>By The Common Man
The Common Man has forever been fascinated with Chuck Knoblauch, so when Craig Calcaterra asked readers to identify the most hated player in each team’s history, TCM immediately went to Knobby as his default answer. Knoblauch came up for the Twins in 1991, finally providing the Twins with solidity at the position for the first time since 1985. He won the Rookie of the Year Award, and even excelled in the postseason, hitting .326 with 8 runs scored. Knoblauch would quickly become a fan favorite for his small stature, obvious hustle, and his excellent play. He was essentially David Eckstein’s much, much better older brother.
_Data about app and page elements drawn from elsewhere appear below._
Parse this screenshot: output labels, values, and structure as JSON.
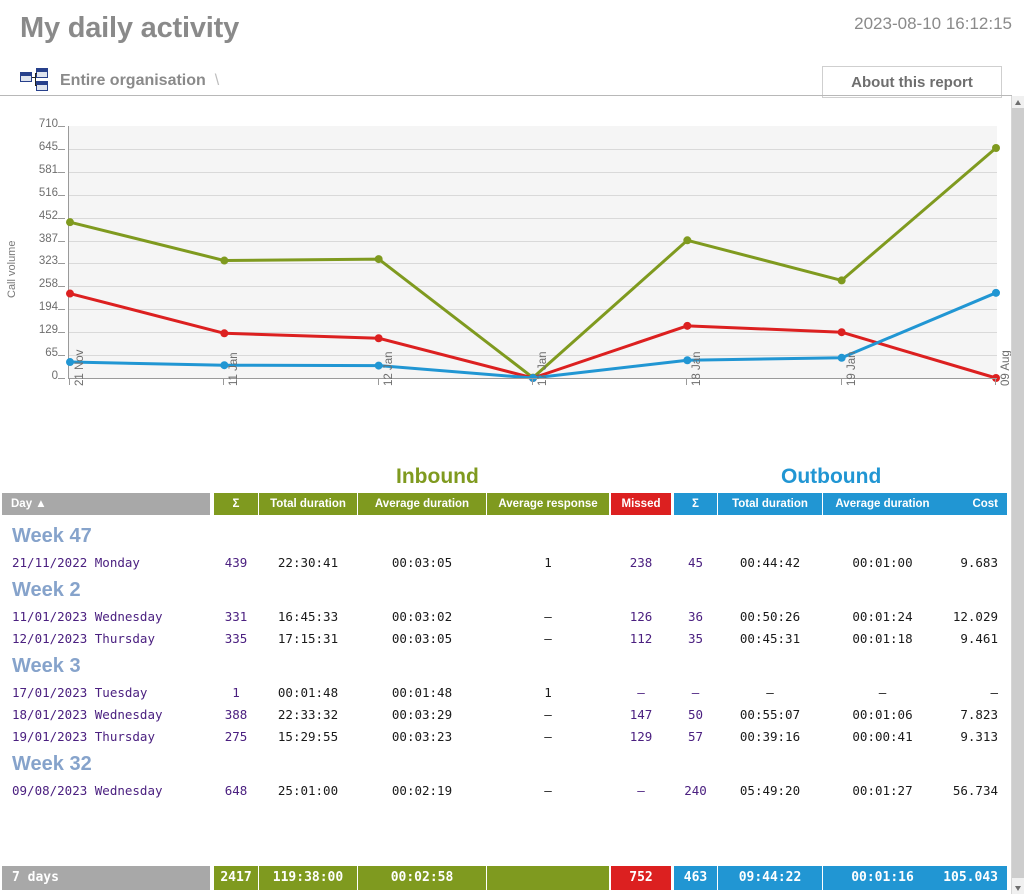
{
  "header": {
    "title": "My daily activity",
    "timestamp": "2023-08-10 16:12:15",
    "org_icon": "org-chart-icon",
    "org_label": "Entire organisation",
    "org_separator": "\\",
    "about_button": "About this report"
  },
  "chart_data": {
    "type": "line",
    "title": "",
    "xlabel": "",
    "ylabel": "Call volume",
    "ylim": [
      0,
      710
    ],
    "grid": true,
    "legend": "none",
    "yticks": [
      0,
      65,
      129,
      194,
      258,
      323,
      387,
      452,
      516,
      581,
      645,
      710
    ],
    "categories": [
      "21 Nov",
      "11 Jan",
      "12 Jan",
      "17 Jan",
      "18 Jan",
      "19 Jan",
      "09 Aug"
    ],
    "series": [
      {
        "name": "Inbound",
        "color": "#7f9a1f",
        "values": [
          439,
          331,
          335,
          1,
          388,
          275,
          648
        ]
      },
      {
        "name": "Missed",
        "color": "#dc2020",
        "values": [
          238,
          126,
          112,
          0,
          147,
          129,
          0
        ]
      },
      {
        "name": "Outbound",
        "color": "#2196d3",
        "values": [
          45,
          36,
          35,
          0,
          50,
          57,
          240
        ]
      }
    ]
  },
  "sections": {
    "inbound": "Inbound",
    "outbound": "Outbound"
  },
  "table": {
    "columns": [
      {
        "key": "day",
        "label": "Day ▲",
        "group": "day",
        "align": "left"
      },
      {
        "key": "in_sum",
        "label": "Σ",
        "group": "inbound",
        "align": "center"
      },
      {
        "key": "in_total",
        "label": "Total duration",
        "group": "inbound",
        "align": "center"
      },
      {
        "key": "in_avg",
        "label": "Average duration",
        "group": "inbound",
        "align": "center"
      },
      {
        "key": "in_resp",
        "label": "Average response",
        "group": "inbound",
        "align": "center"
      },
      {
        "key": "missed",
        "label": "Missed",
        "group": "missed",
        "align": "center"
      },
      {
        "key": "out_sum",
        "label": "Σ",
        "group": "outbound",
        "align": "center"
      },
      {
        "key": "out_total",
        "label": "Total duration",
        "group": "outbound",
        "align": "center"
      },
      {
        "key": "out_avg",
        "label": "Average duration",
        "group": "outbound",
        "align": "center"
      },
      {
        "key": "cost",
        "label": "Cost",
        "group": "outbound",
        "align": "right"
      }
    ],
    "groups": [
      {
        "week": "Week 47",
        "rows": [
          {
            "date": "21/11/2022",
            "weekday": "Monday",
            "in_sum": "439",
            "in_total": "22:30:41",
            "in_avg": "00:03:05",
            "in_resp": "1",
            "missed": "238",
            "out_sum": "45",
            "out_total": "00:44:42",
            "out_avg": "00:01:00",
            "cost": "9.683"
          }
        ]
      },
      {
        "week": "Week 2",
        "rows": [
          {
            "date": "11/01/2023",
            "weekday": "Wednesday",
            "in_sum": "331",
            "in_total": "16:45:33",
            "in_avg": "00:03:02",
            "in_resp": "–",
            "missed": "126",
            "out_sum": "36",
            "out_total": "00:50:26",
            "out_avg": "00:01:24",
            "cost": "12.029"
          },
          {
            "date": "12/01/2023",
            "weekday": "Thursday",
            "in_sum": "335",
            "in_total": "17:15:31",
            "in_avg": "00:03:05",
            "in_resp": "–",
            "missed": "112",
            "out_sum": "35",
            "out_total": "00:45:31",
            "out_avg": "00:01:18",
            "cost": "9.461"
          }
        ]
      },
      {
        "week": "Week 3",
        "rows": [
          {
            "date": "17/01/2023",
            "weekday": "Tuesday",
            "in_sum": "1",
            "in_total": "00:01:48",
            "in_avg": "00:01:48",
            "in_resp": "1",
            "missed": "–",
            "out_sum": "–",
            "out_total": "–",
            "out_avg": "–",
            "cost": "–"
          },
          {
            "date": "18/01/2023",
            "weekday": "Wednesday",
            "in_sum": "388",
            "in_total": "22:33:32",
            "in_avg": "00:03:29",
            "in_resp": "–",
            "missed": "147",
            "out_sum": "50",
            "out_total": "00:55:07",
            "out_avg": "00:01:06",
            "cost": "7.823"
          },
          {
            "date": "19/01/2023",
            "weekday": "Thursday",
            "in_sum": "275",
            "in_total": "15:29:55",
            "in_avg": "00:03:23",
            "in_resp": "–",
            "missed": "129",
            "out_sum": "57",
            "out_total": "00:39:16",
            "out_avg": "00:00:41",
            "cost": "9.313"
          }
        ]
      },
      {
        "week": "Week 32",
        "rows": [
          {
            "date": "09/08/2023",
            "weekday": "Wednesday",
            "in_sum": "648",
            "in_total": "25:01:00",
            "in_avg": "00:02:19",
            "in_resp": "–",
            "missed": "–",
            "out_sum": "240",
            "out_total": "05:49:20",
            "out_avg": "00:01:27",
            "cost": "56.734"
          }
        ]
      }
    ],
    "total": {
      "day": "7 days",
      "in_sum": "2417",
      "in_total": "119:38:00",
      "in_avg": "00:02:58",
      "in_resp": "",
      "missed": "752",
      "out_sum": "463",
      "out_total": "09:44:22",
      "out_avg": "00:01:16",
      "cost": "105.043"
    }
  },
  "colors": {
    "inbound": "#7f9a1f",
    "outbound": "#2196d3",
    "missed": "#dc2020",
    "day_header": "#a8a8a8",
    "week_label": "#86a3cb",
    "value_purple": "#4b2080"
  },
  "scrollbar": {
    "up_arrow": "scroll-up-arrow-icon",
    "down_arrow": "scroll-down-arrow-icon"
  }
}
The Twins rewarded an incredible 15.3 WAR run from 1995-1996 with a five year contract extension for around $30 million, making him one of the highest paid players in the game. But before the end of August of 1997, less than a season into the new deal, Knoblauch expressed his frustration with the Twins and “requested” to be traded to another club, with the Yankees on the top of his wish list. There was a competing offer from the Indians that reportedly would have netted the Twins Chad Ogea, Steve Karsay, and Enrique Wilson, but thankfully the Twins didn’t bite. Instead, Knoblauch got his wish and was shipped to the Bombers for Eric Milton, Christian Guzman, Brian Buchanan, and $3 million.
Twins fans, naturally, didn’t take Knoblauch’s departure well, booing him lustily whenever the Yankees came to town, and showering him with batteries and other trash when he tried to play leftfield in 2001. It’s likely there is no more hated figure in Twins history.
|Chuck Knoblauch’s Family Tree|
Knoblauch begat Milton, Guzman, and Buchanan. Milton begat Carlos Silva, Nick Punto and Bobby Korecky in a trade with the Phillies. Buchanan netted Jason Bartlett in a trade with the Padres. And when Guzman left at the end of the 2004 season, the Twins took Brian Duensing with their compensation pick between rounds one and two. Bartlett was packaged with Matt Garza and Eduardo Morlan to pick up Brendan Harris, Jason Pridie, and Delmon Young. And Harris was paired with JJ Hardy to acquire Jim Hoey and Brett Jacobson this past offseason. Meanwhile, the Twins took prospect Shooter Hunt in between the first and second rounds after losing Silva to free agency.
In all, the Twins traded four seasons of controlling Knoblauch, who earned an additional $24 million and contributed 6.6 WAR over the course of the deal, for roughly 42 seasons of team control (at the Major League level only) of 14 players. And for the 43.6 WAR those players have contributed over the past 13 seasons, the Twins have paid $52.7 million, minus the $3 million they received in the original Knoblauch deal from the Yankees. Not a bad haul. And keep in mind that Duensing, Young, and Hoey are all still actively contributing value and may even lead to more additions to the Knoblauch family tree. So while Knoblauch’s post-Twins career has been pretty embarassing and he seems like a bit of a schmuck, maybe we should send him a collective thank you note anyway for helping to lay the foundation for several excellent Twins squads in the ensuing years.